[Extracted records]
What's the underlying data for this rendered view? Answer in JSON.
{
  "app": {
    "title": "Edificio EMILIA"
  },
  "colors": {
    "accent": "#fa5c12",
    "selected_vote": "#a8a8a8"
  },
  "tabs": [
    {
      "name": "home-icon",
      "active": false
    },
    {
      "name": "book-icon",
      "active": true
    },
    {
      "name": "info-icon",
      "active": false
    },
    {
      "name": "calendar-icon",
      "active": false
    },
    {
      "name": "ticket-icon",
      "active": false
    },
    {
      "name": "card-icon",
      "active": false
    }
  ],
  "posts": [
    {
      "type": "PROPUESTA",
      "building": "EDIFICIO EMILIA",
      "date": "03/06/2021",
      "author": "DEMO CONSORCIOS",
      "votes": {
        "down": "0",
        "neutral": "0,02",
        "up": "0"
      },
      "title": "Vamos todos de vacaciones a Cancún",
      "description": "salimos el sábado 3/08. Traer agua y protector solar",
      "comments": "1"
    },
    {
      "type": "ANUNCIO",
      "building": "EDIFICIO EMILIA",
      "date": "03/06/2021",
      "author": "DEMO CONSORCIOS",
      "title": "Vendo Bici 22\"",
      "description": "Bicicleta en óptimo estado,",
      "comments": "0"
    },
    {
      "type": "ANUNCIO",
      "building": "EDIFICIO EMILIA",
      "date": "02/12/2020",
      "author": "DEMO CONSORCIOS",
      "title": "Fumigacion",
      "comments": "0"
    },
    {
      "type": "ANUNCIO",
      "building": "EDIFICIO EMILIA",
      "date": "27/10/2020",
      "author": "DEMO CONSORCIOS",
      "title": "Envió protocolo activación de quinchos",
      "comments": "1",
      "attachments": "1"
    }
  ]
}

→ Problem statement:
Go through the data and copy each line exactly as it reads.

→ Expected answer:
What's the underlying data for this rendered view? Answer in JSON.
{
  "app": {
    "title": "Edificio EMILIA"
  },
  "colors": {
    "accent": "#fa5c12",
    "selected_vote": "#a8a8a8"
  },
  "tabs": [
    {
      "name": "home-icon",
      "active": false
    },
    {
      "name": "book-icon",
      "active": true
    },
    {
      "name": "info-icon",
      "active": false
    },
    {
      "name": "calendar-icon",
      "active": false
    },
    {
      "name": "ticket-icon",
      "active": false
    },
    {
      "name": "card-icon",
      "active": false
    }
  ],
  "posts": [
    {
      "type": "PROPUESTA",
      "building": "EDIFICIO EMILIA",
      "date": "03/06/2021",
      "author": "DEMO CONSORCIOS",
      "votes": {
        "down": "0",
        "neutral": "0,02",
        "up": "0"
      },
      "title": "Vamos todos de vacaciones a Cancún",
      "description": "salimos el sábado 3/08. Traer agua y protector solar",
      "comments": "1"
    },
    {
      "type": "ANUNCIO",
      "building": "EDIFICIO EMILIA",
      "date": "03/06/2021",
      "author": "DEMO CONSORCIOS",
      "title": "Vendo Bici 22\"",
      "description": "Bicicleta en óptimo estado,",
      "comments": "0"
    },
    {
      "type": "ANUNCIO",
      "building": "EDIFICIO EMILIA",
      "date": "02/12/2020",
      "author": "DEMO CONSORCIOS",
      "title": "Fumigacion",
      "comments": "0"
    },
    {
      "type": "ANUNCIO",
      "building": "EDIFICIO EMILIA",
      "date": "27/10/2020",
      "author": "DEMO CONSORCIOS",
      "title": "Envió protocolo activación de quinchos",
      "comments": "1",
      "attachments": "1"
    }
  ]
}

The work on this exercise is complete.